> [Directions for this task]
Report each line of the records below that uses the word "Errors".

Web page and app entries
■ ■ ■ ■ ■ ■ ■

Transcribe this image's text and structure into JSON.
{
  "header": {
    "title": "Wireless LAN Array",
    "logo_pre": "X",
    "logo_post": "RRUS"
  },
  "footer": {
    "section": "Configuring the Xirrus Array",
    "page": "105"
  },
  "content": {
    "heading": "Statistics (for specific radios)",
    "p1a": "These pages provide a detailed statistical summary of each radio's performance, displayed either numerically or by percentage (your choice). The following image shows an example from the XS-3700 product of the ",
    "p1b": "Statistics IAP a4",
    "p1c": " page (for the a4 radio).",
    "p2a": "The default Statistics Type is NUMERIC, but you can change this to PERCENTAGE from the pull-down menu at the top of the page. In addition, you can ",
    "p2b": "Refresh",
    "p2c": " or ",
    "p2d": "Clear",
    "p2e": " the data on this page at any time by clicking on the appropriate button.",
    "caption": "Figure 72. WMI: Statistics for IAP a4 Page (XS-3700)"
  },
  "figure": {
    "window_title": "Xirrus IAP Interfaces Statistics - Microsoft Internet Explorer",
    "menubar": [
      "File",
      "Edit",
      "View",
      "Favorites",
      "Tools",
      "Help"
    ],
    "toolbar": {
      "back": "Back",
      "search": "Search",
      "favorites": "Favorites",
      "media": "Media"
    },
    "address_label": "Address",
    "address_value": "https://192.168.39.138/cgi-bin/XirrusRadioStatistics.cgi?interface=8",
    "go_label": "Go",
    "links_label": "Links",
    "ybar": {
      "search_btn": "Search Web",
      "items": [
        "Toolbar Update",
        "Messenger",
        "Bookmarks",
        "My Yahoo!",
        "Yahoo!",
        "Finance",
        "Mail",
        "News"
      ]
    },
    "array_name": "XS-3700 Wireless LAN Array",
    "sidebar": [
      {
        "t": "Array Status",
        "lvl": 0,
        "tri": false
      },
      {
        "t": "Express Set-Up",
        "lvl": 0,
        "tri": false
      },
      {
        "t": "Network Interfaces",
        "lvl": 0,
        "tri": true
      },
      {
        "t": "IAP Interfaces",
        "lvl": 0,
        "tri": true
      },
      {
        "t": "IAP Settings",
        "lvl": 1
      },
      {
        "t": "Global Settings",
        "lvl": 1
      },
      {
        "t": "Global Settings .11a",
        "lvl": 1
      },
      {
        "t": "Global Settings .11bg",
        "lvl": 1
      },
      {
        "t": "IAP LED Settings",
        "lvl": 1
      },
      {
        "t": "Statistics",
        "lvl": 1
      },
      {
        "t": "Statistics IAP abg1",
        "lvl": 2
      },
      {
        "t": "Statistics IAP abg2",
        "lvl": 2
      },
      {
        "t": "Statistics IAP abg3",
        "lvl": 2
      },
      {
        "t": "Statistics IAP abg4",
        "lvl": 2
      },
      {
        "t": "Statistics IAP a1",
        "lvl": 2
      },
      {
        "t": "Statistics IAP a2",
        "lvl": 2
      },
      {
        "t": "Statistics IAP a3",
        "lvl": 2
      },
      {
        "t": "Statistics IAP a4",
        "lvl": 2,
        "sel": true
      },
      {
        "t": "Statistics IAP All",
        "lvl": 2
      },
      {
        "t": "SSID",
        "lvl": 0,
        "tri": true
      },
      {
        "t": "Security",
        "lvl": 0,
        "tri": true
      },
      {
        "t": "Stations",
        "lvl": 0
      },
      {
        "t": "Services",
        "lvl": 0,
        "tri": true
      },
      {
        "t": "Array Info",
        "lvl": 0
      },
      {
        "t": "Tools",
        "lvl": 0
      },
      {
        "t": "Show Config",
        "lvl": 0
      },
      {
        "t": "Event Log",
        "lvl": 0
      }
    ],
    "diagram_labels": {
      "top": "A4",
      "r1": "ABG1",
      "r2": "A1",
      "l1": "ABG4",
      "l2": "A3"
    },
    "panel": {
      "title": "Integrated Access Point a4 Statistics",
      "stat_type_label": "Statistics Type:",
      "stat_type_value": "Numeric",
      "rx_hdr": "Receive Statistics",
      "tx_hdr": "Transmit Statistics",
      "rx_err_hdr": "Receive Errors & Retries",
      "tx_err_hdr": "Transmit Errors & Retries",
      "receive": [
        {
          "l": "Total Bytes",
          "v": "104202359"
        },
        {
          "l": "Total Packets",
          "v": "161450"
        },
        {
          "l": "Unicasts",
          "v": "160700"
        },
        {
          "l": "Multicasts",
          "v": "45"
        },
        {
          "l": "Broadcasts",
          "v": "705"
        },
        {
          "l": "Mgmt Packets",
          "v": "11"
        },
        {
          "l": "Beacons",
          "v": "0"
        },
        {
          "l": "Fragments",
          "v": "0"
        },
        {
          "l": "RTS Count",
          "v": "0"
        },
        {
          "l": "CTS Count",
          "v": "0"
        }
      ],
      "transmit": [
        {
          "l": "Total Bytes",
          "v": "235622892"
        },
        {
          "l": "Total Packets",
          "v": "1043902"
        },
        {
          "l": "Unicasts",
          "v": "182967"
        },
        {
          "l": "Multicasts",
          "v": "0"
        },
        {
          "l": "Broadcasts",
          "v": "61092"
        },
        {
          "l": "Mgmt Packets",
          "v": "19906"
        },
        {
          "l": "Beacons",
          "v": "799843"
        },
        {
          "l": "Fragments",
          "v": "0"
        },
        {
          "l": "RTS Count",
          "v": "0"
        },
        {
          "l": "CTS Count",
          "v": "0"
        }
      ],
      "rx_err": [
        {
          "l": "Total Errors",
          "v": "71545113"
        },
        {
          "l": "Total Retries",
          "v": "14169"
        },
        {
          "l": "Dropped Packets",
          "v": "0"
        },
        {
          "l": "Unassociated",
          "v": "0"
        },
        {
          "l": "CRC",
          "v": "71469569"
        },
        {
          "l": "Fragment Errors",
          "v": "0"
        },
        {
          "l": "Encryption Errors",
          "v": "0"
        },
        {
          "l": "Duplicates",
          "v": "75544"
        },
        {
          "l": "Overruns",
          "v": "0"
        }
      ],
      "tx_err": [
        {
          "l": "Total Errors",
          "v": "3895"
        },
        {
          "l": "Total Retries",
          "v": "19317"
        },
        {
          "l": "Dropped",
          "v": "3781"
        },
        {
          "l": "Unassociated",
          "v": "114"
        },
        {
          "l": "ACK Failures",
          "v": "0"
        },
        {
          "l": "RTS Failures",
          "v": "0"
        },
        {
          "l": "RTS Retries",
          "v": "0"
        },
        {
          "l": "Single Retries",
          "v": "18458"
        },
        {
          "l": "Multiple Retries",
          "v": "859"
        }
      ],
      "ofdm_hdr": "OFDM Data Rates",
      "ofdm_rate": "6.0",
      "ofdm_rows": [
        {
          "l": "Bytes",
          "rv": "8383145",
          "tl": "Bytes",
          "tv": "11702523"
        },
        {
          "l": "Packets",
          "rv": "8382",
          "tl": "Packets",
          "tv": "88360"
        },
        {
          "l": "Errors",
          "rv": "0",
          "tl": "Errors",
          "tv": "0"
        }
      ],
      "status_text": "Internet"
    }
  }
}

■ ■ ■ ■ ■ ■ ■

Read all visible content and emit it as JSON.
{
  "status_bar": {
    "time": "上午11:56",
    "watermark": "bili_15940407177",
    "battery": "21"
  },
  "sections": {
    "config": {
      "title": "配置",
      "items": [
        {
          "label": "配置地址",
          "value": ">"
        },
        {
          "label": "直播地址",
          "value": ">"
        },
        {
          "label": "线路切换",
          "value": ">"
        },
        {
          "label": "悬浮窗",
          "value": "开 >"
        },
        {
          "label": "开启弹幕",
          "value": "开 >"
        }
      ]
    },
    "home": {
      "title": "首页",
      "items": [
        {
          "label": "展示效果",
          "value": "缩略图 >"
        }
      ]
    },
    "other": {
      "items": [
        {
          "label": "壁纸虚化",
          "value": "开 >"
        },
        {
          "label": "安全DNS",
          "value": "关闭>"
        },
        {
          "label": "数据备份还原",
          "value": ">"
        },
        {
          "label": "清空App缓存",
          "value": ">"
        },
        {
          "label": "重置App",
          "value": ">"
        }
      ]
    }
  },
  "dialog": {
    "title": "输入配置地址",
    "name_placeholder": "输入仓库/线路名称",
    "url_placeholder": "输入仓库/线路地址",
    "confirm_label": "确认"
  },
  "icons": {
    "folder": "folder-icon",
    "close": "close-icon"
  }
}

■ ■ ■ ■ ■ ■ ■

> [Reply to the exercise]
      "rx_err_hdr": "Receive Errors & Retries",
      "tx_err_hdr": "Transmit Errors & Retries",
          "l": "Total Errors",
          "l": "Fragment Errors",
          "l": "Encryption Errors",
          "l": "Total Errors",
          "l": "Errors",
          "tl": "Errors",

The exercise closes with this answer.